FINANCE Minister Mthuli Ncube’s 2022 national budget presented on Thursday gave impetus to the growth of Zimbabwe’s construction sector, analysts at Inter Horizon Securities said yesterday.
Ncube presented the budget at a time when the economy has been hit by foreign currency shortages, as well as rocketing parallel market exchange rate.
But while his strategy was mostly consumptive, the minister made a significant move to inject funding into rebuilding Zimbabwe’s crumbling infrastructure.
IH Securities said this would be key in underpinning growth in construction firms — a sector that has been affected by slow private sector activity due to a long running economic crisis.
“The budget attempts to build on gains made in 2021 in the stabilisation of the local currency and an increase in production,”
IH said in an analysis of the budget released on Saturday.
“There was a higher emphasis on construction and social welfare signalling an end to the “austerity” period.
Financial reports throughout 2021 have consistently shown increasing retail volumes, implying some recovery in consumer demand.
Companies servicing the infrastructure industry such as Proplastics, Lafarge and Masimba have also shown improvement in order books, indicating growth in capital expenditure.
“There is increased investment in the mining sector including platinum, with gold output surging by 29% during the nine months to September 2021 as fresh throughput from previously dormant assets started flowing into the market,” IH said.
“The local economy clearly has potential for continued growth.

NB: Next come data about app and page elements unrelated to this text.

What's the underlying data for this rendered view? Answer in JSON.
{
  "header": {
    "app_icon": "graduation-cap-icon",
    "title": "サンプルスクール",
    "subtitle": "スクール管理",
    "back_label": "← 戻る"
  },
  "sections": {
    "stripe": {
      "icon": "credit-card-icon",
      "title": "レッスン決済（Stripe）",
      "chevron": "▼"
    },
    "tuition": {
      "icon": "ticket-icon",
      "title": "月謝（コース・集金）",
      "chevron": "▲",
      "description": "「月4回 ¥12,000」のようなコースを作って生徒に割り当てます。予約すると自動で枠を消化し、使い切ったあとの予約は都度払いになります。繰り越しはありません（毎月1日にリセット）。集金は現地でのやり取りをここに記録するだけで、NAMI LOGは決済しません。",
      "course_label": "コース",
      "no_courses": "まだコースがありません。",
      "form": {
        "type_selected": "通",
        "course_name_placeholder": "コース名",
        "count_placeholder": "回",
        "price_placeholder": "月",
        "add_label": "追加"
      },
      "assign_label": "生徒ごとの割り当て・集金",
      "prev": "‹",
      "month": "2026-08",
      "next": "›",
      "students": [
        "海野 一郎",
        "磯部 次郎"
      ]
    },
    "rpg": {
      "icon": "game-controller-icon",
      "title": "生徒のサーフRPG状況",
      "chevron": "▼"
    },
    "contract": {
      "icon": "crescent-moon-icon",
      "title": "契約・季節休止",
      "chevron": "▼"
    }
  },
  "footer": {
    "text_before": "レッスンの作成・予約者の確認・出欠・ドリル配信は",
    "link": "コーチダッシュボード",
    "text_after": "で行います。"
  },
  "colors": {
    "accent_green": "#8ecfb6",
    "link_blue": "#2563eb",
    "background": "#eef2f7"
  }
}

Of concern is the widening foreign currency premium which is promoting speculative and rent-seeking behaviour while stoking inflation.
“The Ministry of Finance, through the Reserve Bank of Zimbabwe auction has responded by gradually devaluing the local currency. Essentially making it “expensive” to buy foreign currency, with the intention of discouraging those who are buying for speculative purposes. This will contain demand of foreign currency,” IH noted.